# Dataset rows describing interfaces:
+ + + +

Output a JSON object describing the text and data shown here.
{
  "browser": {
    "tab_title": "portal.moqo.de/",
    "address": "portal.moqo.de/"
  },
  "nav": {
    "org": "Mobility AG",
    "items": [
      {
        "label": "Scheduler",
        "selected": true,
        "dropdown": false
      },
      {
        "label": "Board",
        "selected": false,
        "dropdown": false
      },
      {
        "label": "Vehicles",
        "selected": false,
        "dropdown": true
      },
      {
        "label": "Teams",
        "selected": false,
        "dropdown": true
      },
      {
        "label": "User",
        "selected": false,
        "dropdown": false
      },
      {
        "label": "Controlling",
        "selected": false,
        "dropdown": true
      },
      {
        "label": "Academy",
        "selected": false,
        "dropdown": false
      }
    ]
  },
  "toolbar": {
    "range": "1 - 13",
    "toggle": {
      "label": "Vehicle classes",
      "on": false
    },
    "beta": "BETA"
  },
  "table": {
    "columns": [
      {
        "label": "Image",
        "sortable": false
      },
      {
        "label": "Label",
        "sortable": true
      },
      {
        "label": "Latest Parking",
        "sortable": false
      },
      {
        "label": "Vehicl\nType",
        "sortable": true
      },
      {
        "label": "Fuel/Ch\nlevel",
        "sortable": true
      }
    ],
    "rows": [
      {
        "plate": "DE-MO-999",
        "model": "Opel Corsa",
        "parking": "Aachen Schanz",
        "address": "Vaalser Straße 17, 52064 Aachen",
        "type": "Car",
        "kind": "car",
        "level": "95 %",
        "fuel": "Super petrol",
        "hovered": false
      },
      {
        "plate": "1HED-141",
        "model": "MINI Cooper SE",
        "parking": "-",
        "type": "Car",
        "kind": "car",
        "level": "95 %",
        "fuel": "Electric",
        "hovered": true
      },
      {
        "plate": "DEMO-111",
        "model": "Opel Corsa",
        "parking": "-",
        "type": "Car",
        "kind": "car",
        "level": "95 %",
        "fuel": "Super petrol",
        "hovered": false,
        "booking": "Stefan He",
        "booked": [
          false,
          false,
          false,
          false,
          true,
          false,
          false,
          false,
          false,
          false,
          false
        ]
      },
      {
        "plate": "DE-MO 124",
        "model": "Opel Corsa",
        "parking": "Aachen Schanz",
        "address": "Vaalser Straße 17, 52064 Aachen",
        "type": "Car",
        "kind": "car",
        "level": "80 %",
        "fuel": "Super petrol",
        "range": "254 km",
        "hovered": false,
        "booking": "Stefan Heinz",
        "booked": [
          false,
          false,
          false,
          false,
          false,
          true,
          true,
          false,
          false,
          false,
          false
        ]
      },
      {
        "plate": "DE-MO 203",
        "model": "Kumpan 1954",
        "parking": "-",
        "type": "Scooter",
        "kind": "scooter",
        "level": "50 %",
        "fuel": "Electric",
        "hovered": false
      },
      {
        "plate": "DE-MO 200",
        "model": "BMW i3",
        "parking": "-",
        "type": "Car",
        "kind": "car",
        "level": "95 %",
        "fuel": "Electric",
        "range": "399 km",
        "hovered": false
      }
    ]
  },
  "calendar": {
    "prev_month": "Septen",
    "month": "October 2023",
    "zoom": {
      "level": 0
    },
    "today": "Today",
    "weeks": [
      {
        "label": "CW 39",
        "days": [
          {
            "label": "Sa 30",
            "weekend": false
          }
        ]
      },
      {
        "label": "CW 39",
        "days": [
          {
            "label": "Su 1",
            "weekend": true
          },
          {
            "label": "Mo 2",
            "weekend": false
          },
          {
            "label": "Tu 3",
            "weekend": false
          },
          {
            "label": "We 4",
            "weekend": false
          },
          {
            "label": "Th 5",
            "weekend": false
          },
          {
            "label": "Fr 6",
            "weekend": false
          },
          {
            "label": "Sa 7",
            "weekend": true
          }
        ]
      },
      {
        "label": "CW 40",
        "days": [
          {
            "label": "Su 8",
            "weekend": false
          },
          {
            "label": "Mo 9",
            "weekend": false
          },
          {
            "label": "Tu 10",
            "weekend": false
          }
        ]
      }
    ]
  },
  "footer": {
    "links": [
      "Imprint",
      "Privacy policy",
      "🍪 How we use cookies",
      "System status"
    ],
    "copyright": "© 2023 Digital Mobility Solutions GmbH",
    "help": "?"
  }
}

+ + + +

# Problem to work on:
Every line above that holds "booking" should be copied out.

# Answer section:
        "booking": "Stefan He",
        "booking": "Stefan Heinz",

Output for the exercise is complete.